Ever since Bobby Manning became pastor at the First Baptist Church of District Heights, he has wanted to be an integral spiritual part of his working-class Prince George’s County community. But he knew that if he wanted to achieve his goal, he would have to get out from within the four walls of his church and touch people where they lived, worked and played.

So, for the past four years, Manning has taken his church’s ministry to senior citizen recreation centers, homeless shelters and local festivals, sharing the gospel with local residents through individual and group conversations.

But on a recent Saturday, Manning, 32, may have organized his most down-to-earth street ministry yet: He and a platoon of volunteers from his church walked into First Laundromat on Marlboro Pike and passed around free detergent and cash so that customers could wash their clothes and hear the words of the gospel.

For five hours, more than 200 people participated in “The Laundromat Takeover,” an effort by the church to let its neighbors know they could get spiritual nourishment even in the most mundane of places.

Manning’s ministering in unexpected places appears to be having an impact. When he took over the church in 2010, its membership stood at fewer than 50. Now, Sunday morning attendance at the 62-year-old church is more than 350.

Senior Pastor Bobby Manning ( First Baptist Church of District Heights )

Manning said his efforts have pumped vitality into what was once a modest ministry in an old-fashioned way: one soul at a time. He talked with The Washington Post’s Hamil Harris about his ministry, which he began after being the young adult minister at First Baptist Church of Glenarden, a megachurch.

Q. You recently went to a laundromat to perform your brand of community ministry. At a time when we have megachurches, praise ministries and massive high-tech ministries, why do you think this strategy is important?

A. We wanted to make a tangible and relevant impact in the community around us. Jesus just didn’t meet spiritual needs. He met physical needs as well. We feel like this is a Jesus model of touching the community. Our mission statement is connecting with communities to cultivate strong Christians.

The District Heights community has had its issues from poverty to crime and blight. Talk about what you see there and how you try to tackle this problem.

In that area of the community, you are right. There is poverty.
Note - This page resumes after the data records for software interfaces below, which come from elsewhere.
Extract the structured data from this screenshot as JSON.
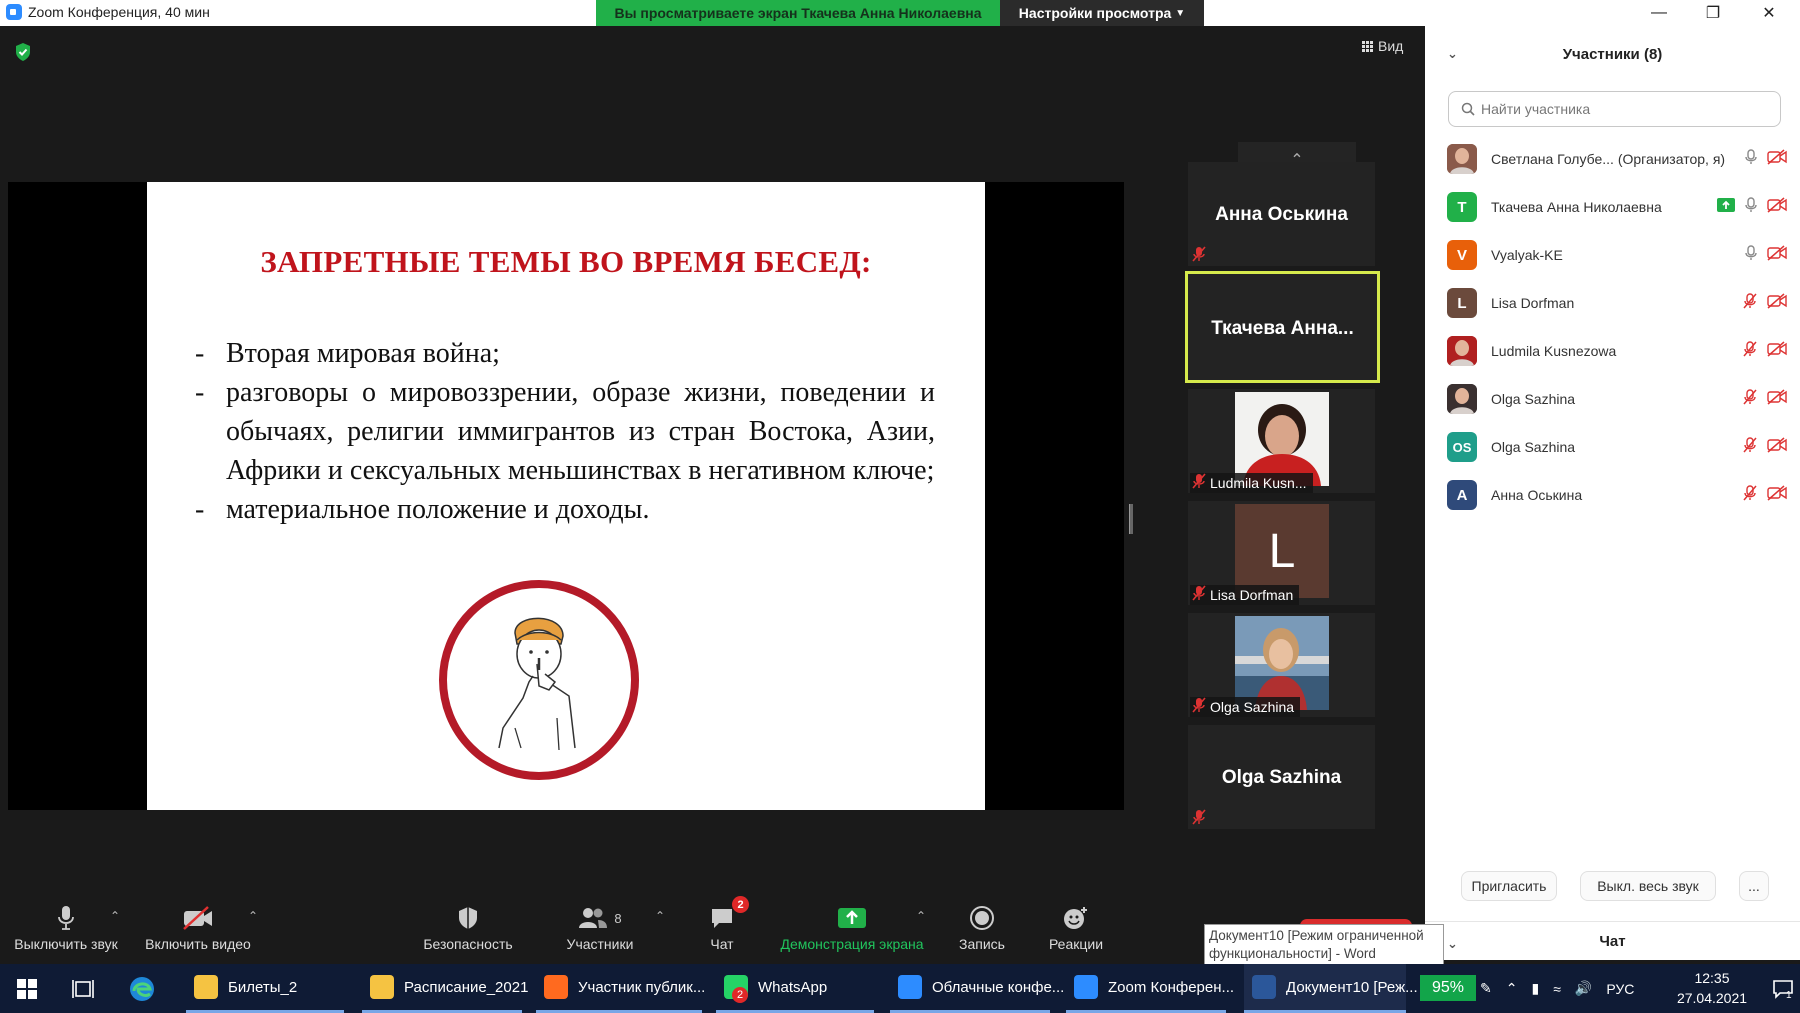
{
  "window": {
    "title": "Zoom Конференция, 40 мин",
    "viewing_banner": "Вы просматриваете экран Ткачева Анна Николаевна",
    "view_settings": "Настройки просмотра",
    "minimize": "—",
    "restore": "❐",
    "close": "✕"
  },
  "main": {
    "view_button": "Вид"
  },
  "slide": {
    "title": "ЗАПРЕТНЫЕ ТЕМЫ ВО ВРЕМЯ БЕСЕД:",
    "bullets": [
      "Вторая мировая война;",
      "разговоры о мировоззрении, образе жизни, поведении и обычаях, религии иммигрантов из стран Востока, Азии, Африки и сексуальных меньшинствах в негативном ключе;",
      "материальное положение и доходы."
    ],
    "dash": "-",
    "title_color": "#c0141c"
  },
  "thumbnails": [
    {
      "name": "Анна Оськина",
      "type": "name"
    },
    {
      "name": "Ткачева Анна...",
      "type": "name",
      "active": true
    },
    {
      "name": "Ludmila Kusn...",
      "type": "photo"
    },
    {
      "name": "Lisa Dorfman",
      "type": "letter",
      "letter": "L"
    },
    {
      "name": "Olga Sazhina",
      "type": "photo"
    },
    {
      "name": "Olga Sazhina",
      "type": "name"
    }
  ],
  "toolbar": {
    "mute": "Выключить звук",
    "video": "Включить видео",
    "security": "Безопасность",
    "participants": "Участники",
    "participants_count": "8",
    "chat": "Чат",
    "chat_badge": "2",
    "share": "Демонстрация экрана",
    "record": "Запись",
    "reactions": "Реакции"
  },
  "panel": {
    "title": "Участники (8)",
    "search_placeholder": "Найти участника",
    "participants": [
      {
        "name": "Светлана Голубе... (Организатор, я)",
        "avatar": "photo",
        "color": "#8a5a4a",
        "mic": "on",
        "video": "off",
        "sharing": false
      },
      {
        "name": "Ткачева Анна Николаевна",
        "avatar": "Т",
        "color": "#21b049",
        "mic": "on",
        "video": "off",
        "sharing": true
      },
      {
        "name": "Vyalyak-KE",
        "avatar": "V",
        "color": "#e8600a",
        "mic": "on",
        "video": "off",
        "sharing": false
      },
      {
        "name": "Lisa Dorfman",
        "avatar": "L",
        "color": "#6b4a3c",
        "mic": "off",
        "video": "off",
        "sharing": false
      },
      {
        "name": "Ludmila Kusnezowa",
        "avatar": "photo",
        "color": "#b02020",
        "mic": "off",
        "video": "off",
        "sharing": false
      },
      {
        "name": "Olga Sazhina",
        "avatar": "photo",
        "color": "#3a3030",
        "mic": "off",
        "video": "off",
        "sharing": false
      },
      {
        "name": "Olga Sazhina",
        "avatar": "OS",
        "color": "#1f9e8a",
        "mic": "off",
        "video": "off",
        "sharing": false
      },
      {
        "name": "Анна Оськина",
        "avatar": "А",
        "color": "#2f4a7a",
        "mic": "off",
        "video": "off",
        "sharing": false
      }
    ],
    "invite": "Пригласить",
    "mute_all": "Выкл. весь звук",
    "more": "...",
    "chat_title": "Чат"
  },
  "tooltip": {
    "line1": "Документ10 [Режим ограниченной",
    "line2": "функциональности] - Word"
  },
  "taskbar": {
    "items": [
      {
        "label": "Билеты_2",
        "color": "#f5c342"
      },
      {
        "label": "Расписание_2021",
        "color": "#f5c342"
      },
      {
        "label": "Участник публик...",
        "color": "#ff6a1f"
      },
      {
        "label": "WhatsApp",
        "color": "#25d366",
        "badge": "2"
      },
      {
        "label": "Облачные конфе...",
        "color": "#2d8cff"
      },
      {
        "label": "Zoom Конферен...",
        "color": "#2d8cff"
      },
      {
        "label": "Документ10 [Реж...",
        "color": "#2b579a"
      }
    ],
    "zoom_level": "95%",
    "language": "РУС",
    "time": "12:35",
    "date": "27.04.2021",
    "notifications": "1"
  }
}
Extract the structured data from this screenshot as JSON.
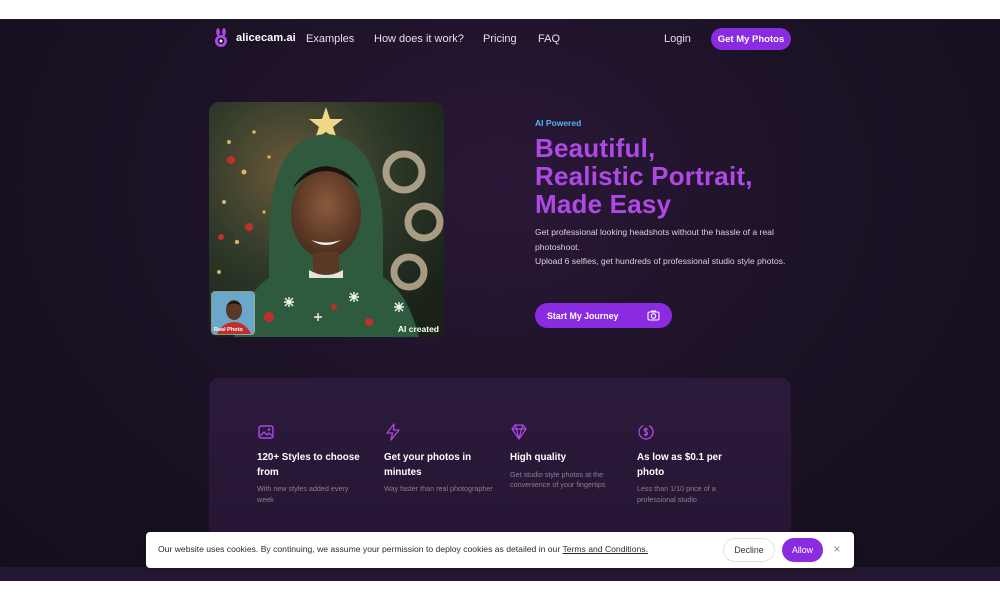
{
  "brand": {
    "name": "alicecam.ai",
    "accent": "#8a2be2",
    "heading_color": "#b048e8"
  },
  "nav": {
    "links": [
      "Examples",
      "How does it work?",
      "Pricing",
      "FAQ"
    ],
    "login": "Login",
    "cta": "Get My Photos"
  },
  "hero": {
    "tag": "AI Powered",
    "headline": [
      "Beautiful,",
      "Realistic Portrait,",
      "Made Easy"
    ],
    "description": [
      "Get professional looking headshots without the hassle of a real photoshoot.",
      "Upload 6 selfies, get hundreds of professional studio style photos."
    ],
    "cta": "Start My Journey",
    "cta_icon": "camera-icon",
    "image_label": "AI created",
    "thumb_label": "Real Photo"
  },
  "features": [
    {
      "icon": "image-icon",
      "title": "120+ Styles to choose from",
      "text": "With new styles added every week"
    },
    {
      "icon": "lightning-icon",
      "title": "Get your photos in minutes",
      "text": "Way faster than real photographer"
    },
    {
      "icon": "diamond-icon",
      "title": "High quality",
      "text": "Get studio style photos at the convenience of your fingertips"
    },
    {
      "icon": "dollar-coin-icon",
      "title": "As low as $0.1 per photo",
      "text": "Less than 1/10 price of a professional studio"
    }
  ],
  "cookie": {
    "text": "Our website uses cookies. By continuing, we assume your permission to deploy cookies as detailed in our",
    "link": "Terms and Conditions.",
    "decline": "Decline",
    "allow": "Allow",
    "close": "×"
  }
}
There are folks with low income, struggling with how they are going to feed their families with very little residual income. Our church has been known as a community resource for the area. We have done that by several means: grocery giveaways; we do homeless feeding; we give away book bags and school supplies to the elementary schools nearby. We are looking for different and creative ways to meet tangible needs to the people outside our walls.

Do you think it is a trend for ministers like yourself to leave larger churches to start new ministries?
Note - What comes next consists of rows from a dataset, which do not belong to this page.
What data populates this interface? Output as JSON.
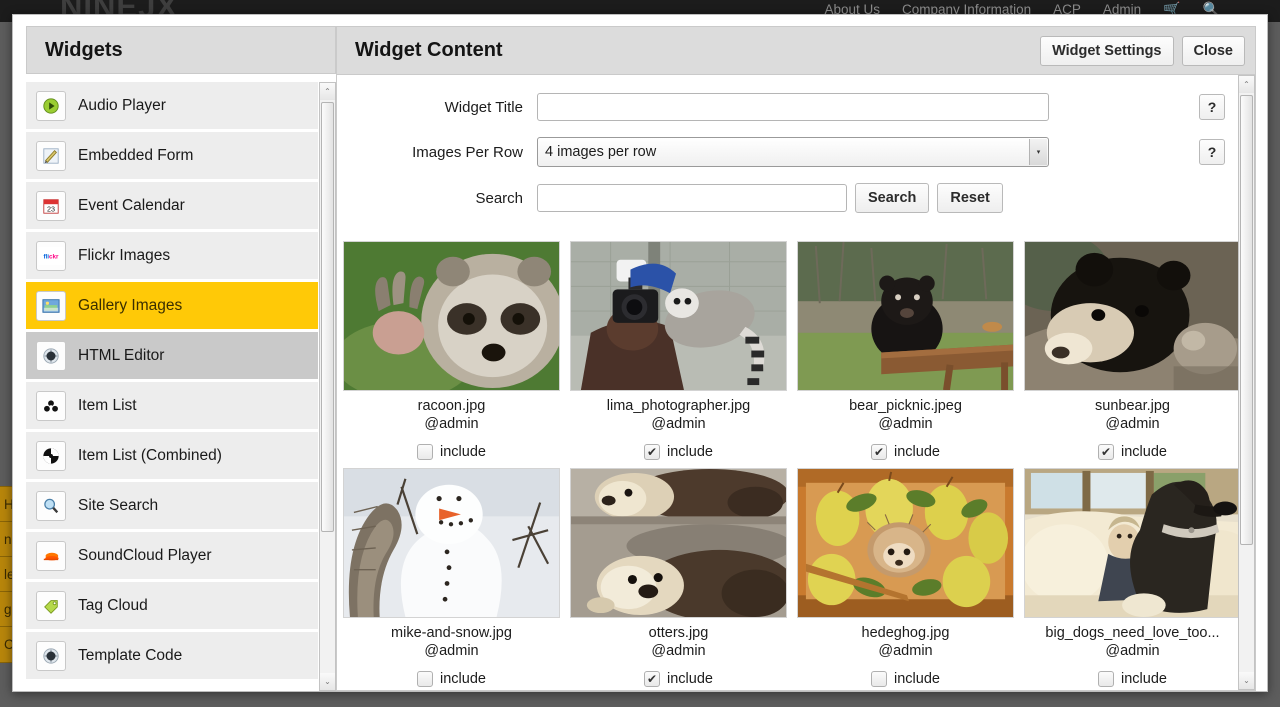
{
  "topnav": {
    "brand": "NINEJX",
    "links": [
      "About Us",
      "Company Information",
      "ACP",
      "Admin"
    ],
    "cart_icon": "cart-icon",
    "search_icon": "search-icon"
  },
  "background_menu": {
    "items": [
      "H",
      "nu",
      "let",
      "ge",
      "Cl"
    ]
  },
  "sidebar": {
    "title": "Widgets",
    "items": [
      {
        "label": "Audio Player",
        "icon": "audio-player-icon",
        "state": "normal"
      },
      {
        "label": "Embedded Form",
        "icon": "embedded-form-icon",
        "state": "normal"
      },
      {
        "label": "Event Calendar",
        "icon": "calendar-icon",
        "state": "normal"
      },
      {
        "label": "Flickr Images",
        "icon": "flickr-icon",
        "state": "normal"
      },
      {
        "label": "Gallery Images",
        "icon": "gallery-icon",
        "state": "selected"
      },
      {
        "label": "HTML Editor",
        "icon": "html-editor-icon",
        "state": "hover"
      },
      {
        "label": "Item List",
        "icon": "item-list-icon",
        "state": "normal"
      },
      {
        "label": "Item List (Combined)",
        "icon": "item-list-combined-icon",
        "state": "normal"
      },
      {
        "label": "Site Search",
        "icon": "site-search-icon",
        "state": "normal"
      },
      {
        "label": "SoundCloud Player",
        "icon": "soundcloud-icon",
        "state": "normal"
      },
      {
        "label": "Tag Cloud",
        "icon": "tag-cloud-icon",
        "state": "normal"
      },
      {
        "label": "Template Code",
        "icon": "template-code-icon",
        "state": "normal"
      }
    ]
  },
  "content": {
    "title": "Widget Content",
    "widget_settings_label": "Widget Settings",
    "close_label": "Close",
    "help_label": "?",
    "form": {
      "widget_title_label": "Widget Title",
      "widget_title_value": "",
      "widget_title_placeholder": "",
      "images_per_row_label": "Images Per Row",
      "images_per_row_value": "4 images per row",
      "search_label": "Search",
      "search_value": "",
      "search_placeholder": "",
      "search_button": "Search",
      "reset_button": "Reset"
    },
    "include_label": "include",
    "gallery_rows": [
      [
        {
          "name": "racoon.jpg",
          "owner": "@admin",
          "included": false,
          "image": "raccoon-photo"
        },
        {
          "name": "lima_photographer.jpg",
          "owner": "@admin",
          "included": true,
          "image": "lemur-photographer-photo"
        },
        {
          "name": "bear_picknic.jpeg",
          "owner": "@admin",
          "included": true,
          "image": "bear-picnic-table-photo"
        },
        {
          "name": "sunbear.jpg",
          "owner": "@admin",
          "included": true,
          "image": "sun-bear-photo"
        }
      ],
      [
        {
          "name": "mike-and-snow.jpg",
          "owner": "@admin",
          "included": false,
          "image": "squirrel-snowman-photo"
        },
        {
          "name": "otters.jpg",
          "owner": "@admin",
          "included": true,
          "image": "otters-water-photo"
        },
        {
          "name": "hedeghog.jpg",
          "owner": "@admin",
          "included": false,
          "image": "hedgehog-pears-photo"
        },
        {
          "name": "big_dogs_need_love_too...",
          "owner": "@admin",
          "included": false,
          "image": "dog-sofa-photo"
        }
      ]
    ]
  },
  "colors": {
    "accent": "#ffc907",
    "header_bg": "#dcdcdc",
    "item_bg": "#ededed",
    "page_bg": "#5d5d5d",
    "topnav_bg": "#1c1c1c",
    "menu_yellow": "#b8860b"
  },
  "scroll": {
    "checkmark": "✔",
    "up_arrow": "⌃",
    "down_arrow": "⌄",
    "select_arrow": "▾"
  }
}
I honestly don’t know. There are several different churches for several different people. There are some people who love the megachurch atmosphere and the megachurch feel, and then there are those who prefer a smaller, more closer-knit church community. I believe that every person needs a community of faith where they can connect. Some will connect with [megachurch] First Baptist of Glenarden, and some will connect at a smaller church, like mine.
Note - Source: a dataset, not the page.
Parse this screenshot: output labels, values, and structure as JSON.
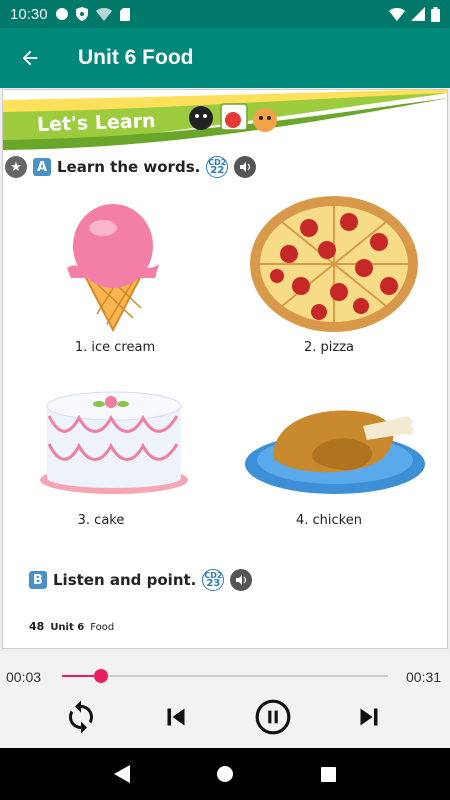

What’s ahead for the church now? What can we expect from First Baptist Church of District Heights as we move into the Thanksgiving and Christmas season?

You can expect us to continue to do what we do — connecting with our community and meeting tangible needs. We will have certain events around Halloween, Thanksgiving, Christmas, just looking for ways to be a blessing to the people in our community who may need a helping hand up.